A journey to Village Vanguard is recommended for those searching for something different. The main branch is in Shibuya and is part of a franchise having sites throughout Tokyo and Japan. This assorted products shop has several levels and sells Japanese-made items relating to pop culture, anime, manga, books, clothes, and accessories.
Make sure also to check the store’s unique food assortment, which is generally not available in Japanese supermarkets. Spend at least an hour here exploring the vibrant, fascinating, and occasionally amusing merchandise. Many one-of-a-kind products will be available for purchase, making them excellent for souvenirs and presents.
11. Ganguro Café
The ganguro female subculture of the 1990s is still present and thriving in Shibuya. Ganguro Café is the best representation of it. This café delivers delectable cuisine and drinks, all serviced by ganguro females.
This subculture emerged before the century, with bronzed skin and vivid cosmetics that take a lot of time to complete. It isn’t just a café, and you can get near ganguro females. For 6,500 yen, you can even receive a full makeover to appear like a ganguro girl.
12. Tsuribune-chaya Zauo
Isn’t experiencing the local culture one of the pleasures of sightseeing? This well-known pub features a large living well where you can catch fish! You may ask them to cook the fish you caught in the shop.
For youngsters, they provide a hands-on sushi-making lesson. You will be awarded a Sushi course completion certification when you have mastered creating sushi. Isn’t it going to be a pleasant memory from your trip? You can only get a taste of it at this place.
13. Hachigatsu no Kujira Bar

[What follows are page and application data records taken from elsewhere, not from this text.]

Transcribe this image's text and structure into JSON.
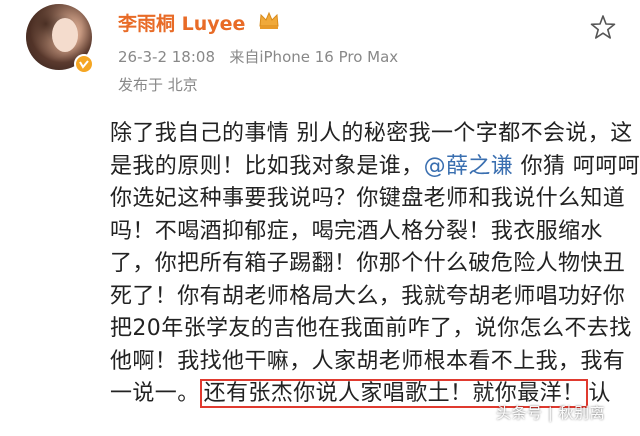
{
  "post": {
    "username": "李雨桐 Luyee",
    "timestamp": "26-3-2 18:08",
    "source": "来自iPhone 16 Pro Max",
    "location": "发布于 北京"
  },
  "body": {
    "line1": "除了我自己的事情 别人的秘密我一个字都不会说，这",
    "line2_pre": "是我的原则！比如我对象是谁，",
    "mention": "@薛之谦",
    "line2_post": " 你猜 呵呵呵",
    "line3": "你选妃这种事要我说吗？你键盘老师和我说什么知道",
    "line4": "吗！不喝酒抑郁症，喝完酒人格分裂！我衣服缩水",
    "line5": "了，你把所有箱子踢翻！你那个什么破危险人物快丑",
    "line6": "死了！你有胡老师格局大么，我就夸胡老师唱功好你",
    "line7": "把20年张学友的吉他在我面前咋了，说你怎么不去找",
    "line8": "他啊！我找他干嘛，人家胡老师根本看不上我，我有",
    "line9_pre": "一说一。",
    "line9_boxed": "还有张杰你说人家唱歌土！就你最洋！",
    "line9_post": "认"
  },
  "watermark": "头条号 | 秋别离",
  "icons": {
    "avatar": "avatar-photo",
    "verified": "verified-badge-icon",
    "crown": "crown-icon",
    "favorite": "star-icon"
  },
  "colors": {
    "username": "#e86b27",
    "mention": "#3a6fb0",
    "highlight_box": "#e03a2f",
    "meta": "#888888"
  }
}
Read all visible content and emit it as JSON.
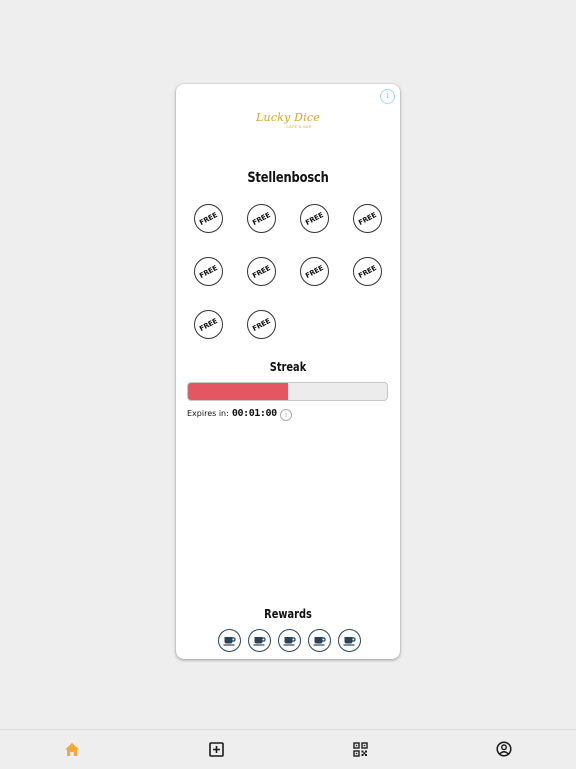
{
  "card": {
    "logo_text": "Lucky Dice",
    "logo_subtext": "CAFE & BAR",
    "info_icon_glyph": "i",
    "location": "Stellenbosch"
  },
  "stamps": [
    {
      "label": "FREE"
    },
    {
      "label": "FREE"
    },
    {
      "label": "FREE"
    },
    {
      "label": "FREE"
    },
    {
      "label": "FREE"
    },
    {
      "label": "FREE"
    },
    {
      "label": "FREE"
    },
    {
      "label": "FREE"
    },
    {
      "label": "FREE"
    },
    {
      "label": "FREE"
    }
  ],
  "streak": {
    "title": "Streak",
    "progress_fraction": 0.5,
    "progress_color": "#e35662",
    "expires_label": "Expires in:",
    "expires_time": "00:01:00"
  },
  "rewards": {
    "title": "Rewards",
    "items": [
      {
        "icon": "coffee-cup-icon"
      },
      {
        "icon": "coffee-cup-icon"
      },
      {
        "icon": "coffee-cup-icon"
      },
      {
        "icon": "coffee-cup-icon"
      },
      {
        "icon": "coffee-cup-icon"
      }
    ]
  },
  "nav": {
    "active_color": "#f3a83b",
    "items": [
      {
        "icon": "home-icon",
        "active": true
      },
      {
        "icon": "add-square-icon",
        "active": false
      },
      {
        "icon": "qr-code-icon",
        "active": false
      },
      {
        "icon": "user-circle-icon",
        "active": false
      }
    ]
  }
}
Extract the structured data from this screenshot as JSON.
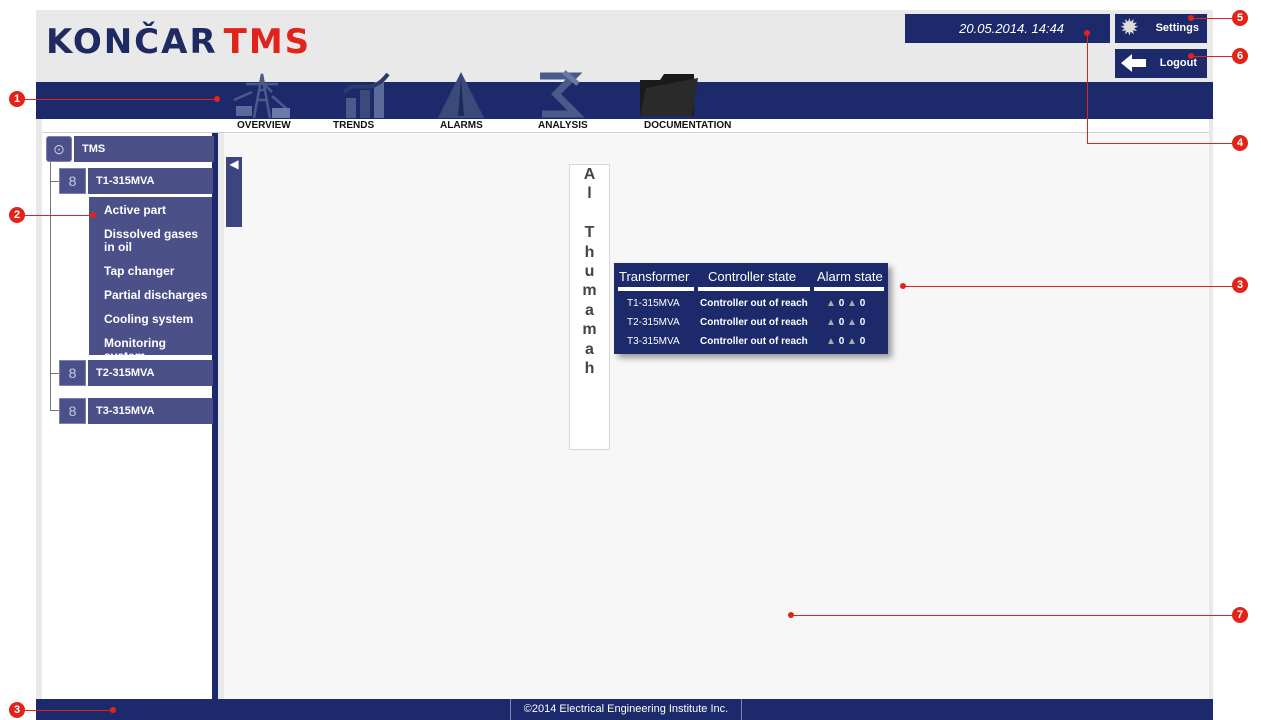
{
  "header": {
    "logo_brand": "KONČAR",
    "logo_product": "TMS",
    "datetime": "20.05.2014. 14:44",
    "settings_label": "Settings",
    "logout_label": "Logout"
  },
  "nav": {
    "items": [
      {
        "label": "OVERVIEW",
        "icon": "transmission-tower-icon"
      },
      {
        "label": "TRENDS",
        "icon": "trend-chart-icon"
      },
      {
        "label": "ALARMS",
        "icon": "warning-icon"
      },
      {
        "label": "ANALYSIS",
        "icon": "analysis-sigma-icon"
      },
      {
        "label": "DOCUMENTATION",
        "icon": "folder-icon"
      }
    ]
  },
  "sidebar": {
    "root": "TMS",
    "transformers": [
      {
        "label": "T1-315MVA",
        "expanded": true,
        "children": [
          "Active part",
          "Dissolved gases in oil",
          "Tap changer",
          "Partial discharges",
          "Cooling system",
          "Monitoring system"
        ]
      },
      {
        "label": "T2-315MVA",
        "expanded": false,
        "children": []
      },
      {
        "label": "T3-315MVA",
        "expanded": false,
        "children": []
      }
    ]
  },
  "content": {
    "vertical_title_letters": [
      "A",
      "l",
      "",
      "T",
      "h",
      "u",
      "m",
      "a",
      "m",
      "a",
      "h"
    ],
    "table": {
      "headers": [
        "Transformer",
        "Controller state",
        "Alarm state"
      ],
      "rows": [
        {
          "transformer": "T1-315MVA",
          "state": "Controller out of reach",
          "alarms_a": "0",
          "alarms_b": "0"
        },
        {
          "transformer": "T2-315MVA",
          "state": "Controller out of reach",
          "alarms_a": "0",
          "alarms_b": "0"
        },
        {
          "transformer": "T3-315MVA",
          "state": "Controller out of reach",
          "alarms_a": "0",
          "alarms_b": "0"
        }
      ]
    }
  },
  "footer": {
    "copyright": "©2014 Electrical Engineering Institute Inc."
  },
  "callouts": [
    "1",
    "2",
    "3",
    "3",
    "4",
    "5",
    "6",
    "7"
  ],
  "colors": {
    "navy": "#1c2a6b",
    "tree_purple": "#4c5088",
    "brand_red": "#e2231a"
  }
}
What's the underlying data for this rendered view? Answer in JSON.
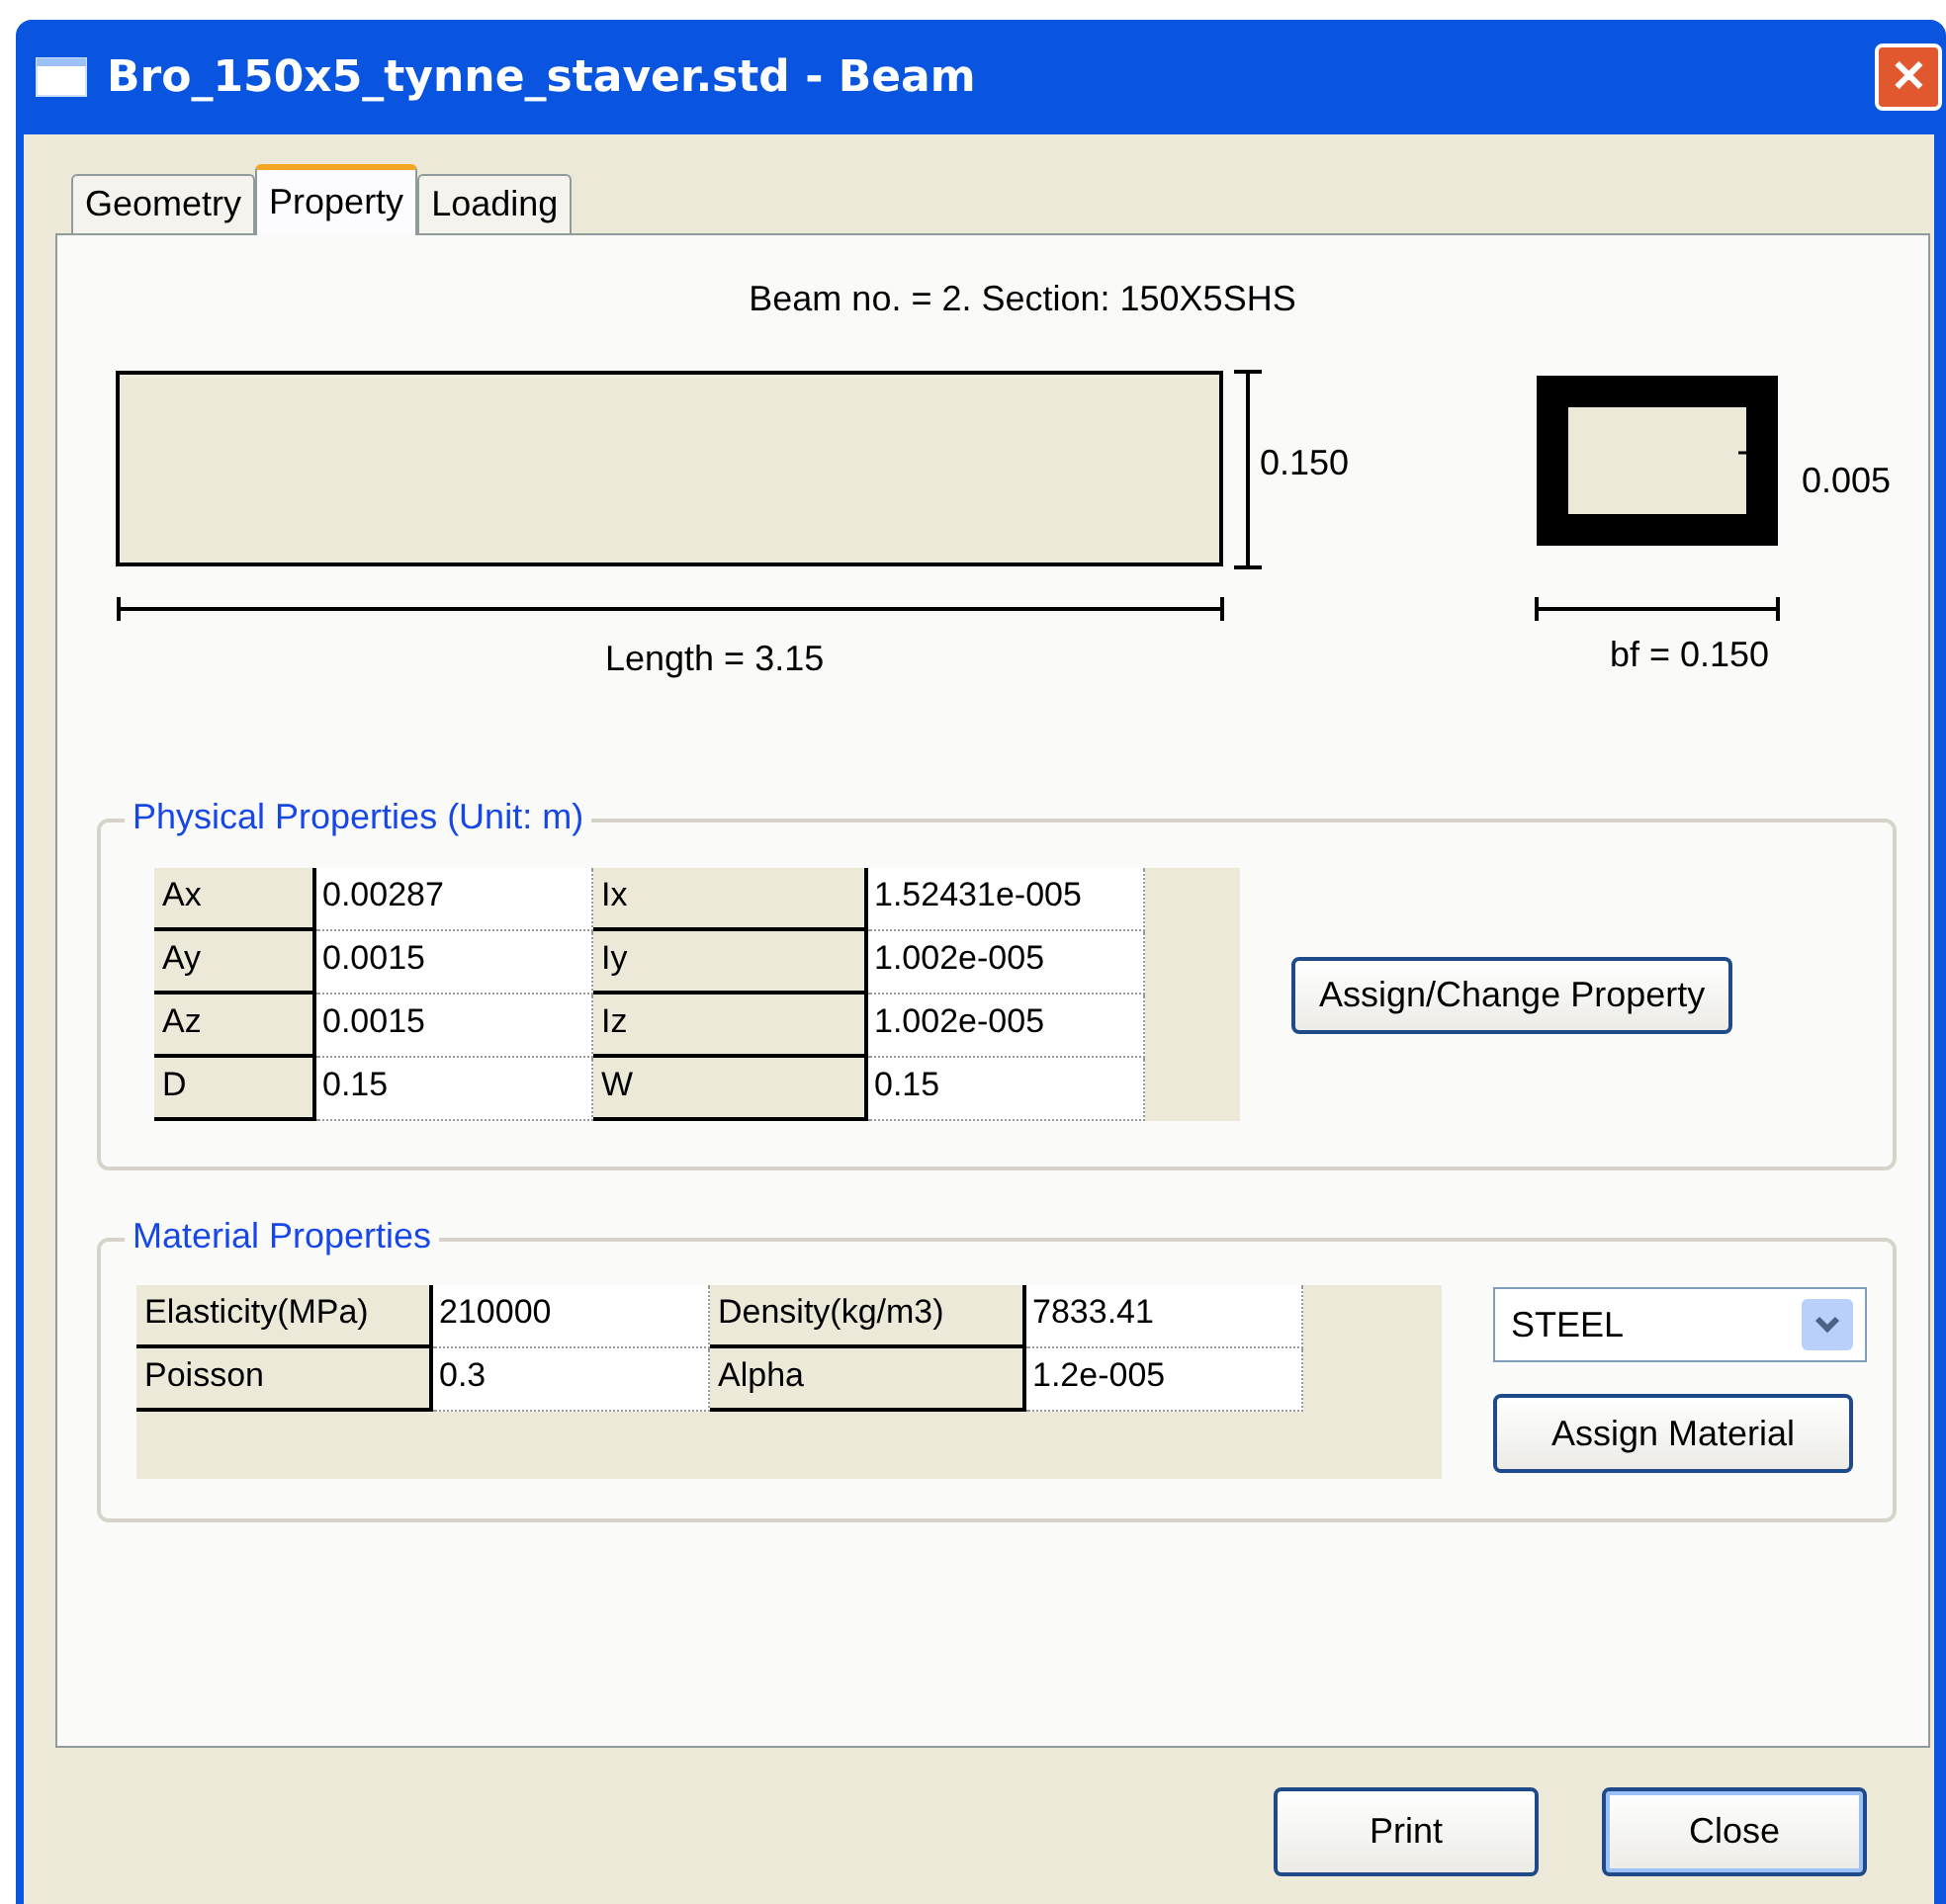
{
  "window": {
    "title": "Bro_150x5_tynne_staver.std - Beam",
    "close": "✕"
  },
  "tabs": [
    {
      "label": "Geometry",
      "selected": false
    },
    {
      "label": "Property",
      "selected": true
    },
    {
      "label": "Loading",
      "selected": false
    }
  ],
  "heading": "Beam no. = 2. Section: 150X5SHS",
  "drawing": {
    "depth_label": "0.150",
    "length_label": "Length = 3.15",
    "thickness_label": "0.005",
    "width_label": "bf = 0.150"
  },
  "physical": {
    "legend": "Physical Properties (Unit: m)",
    "rows": [
      [
        {
          "label": "Ax",
          "value": "0.00287"
        },
        {
          "label": "Ix",
          "value": "1.52431e-005"
        }
      ],
      [
        {
          "label": "Ay",
          "value": "0.0015"
        },
        {
          "label": "Iy",
          "value": "1.002e-005"
        }
      ],
      [
        {
          "label": "Az",
          "value": "0.0015"
        },
        {
          "label": "Iz",
          "value": "1.002e-005"
        }
      ],
      [
        {
          "label": "D",
          "value": "0.15"
        },
        {
          "label": "W",
          "value": "0.15"
        }
      ]
    ],
    "button": "Assign/Change Property"
  },
  "material": {
    "legend": "Material Properties",
    "rows": [
      [
        {
          "label": "Elasticity(MPa)",
          "value": "210000"
        },
        {
          "label": "Density(kg/m3)",
          "value": "7833.41"
        }
      ],
      [
        {
          "label": "Poisson",
          "value": "0.3"
        },
        {
          "label": "Alpha",
          "value": "1.2e-005"
        }
      ]
    ],
    "dropdown": "STEEL",
    "button": "Assign Material"
  },
  "buttons": [
    "Print",
    "Close"
  ]
}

Hachigatsu No Kujira is a little-known Shibuya bar specializing in movies and exquisite drinks. Every drink on the menu is inspired by a film, highlighting different films every month. New movies are continuously inspiring cocktails here, making it a popular hangout for cinema buffs.
If you’re looking for a relaxed, enjoyable location to have a drink and unwind, this is the place to go.
14. Nabeshima Shoto Park
Shibuya’s Shoto is a high-end residential neighborhood. The peaceful Nabeshiam Shoto Park is a 15-minute walk from Shibuya station. It was formerly a tea orchard, but in the 12th year of the Taisho-era, it was officially opened as a children’s park (1923).
Different flowers enhance the park’s appearance all around Yuusuichi pond, which also features a water mill.
The cherry blossoms in spring and the shifting hues, notably vermillion red, in fall are spectacular. It is a tranquil and soothing park for those who want to pass some time peacefully.
15. Yamatane Museum of Art
Japan has a diverse range of cultures. Japanese paintings, in particular, have received widespread appreciation. This Museum of Art is the country’s first specialist museum for Japanese paintings.
It has showcased 1,800 Japanese artworks since it began with Mr. Taneji Yamazaki’s collections. It has a long history as an art museum. The paintings of Taikan Yokoyama, the renowned master of Japanese painting, are also on display. It’s a once-in-a-lifetime chance to view so many Japanese artworks in one exhibition.
Shibuya offers nearly everything a tourist would want in Tokyo. Having plenty of places to go and limited time to do so, makes it difficult to decide where to go for the day. When you are there, try to experience the city at its finest.
Have a good time in Shibuya! Take this as your guidebook if you want to make the most of a day in Shibuya.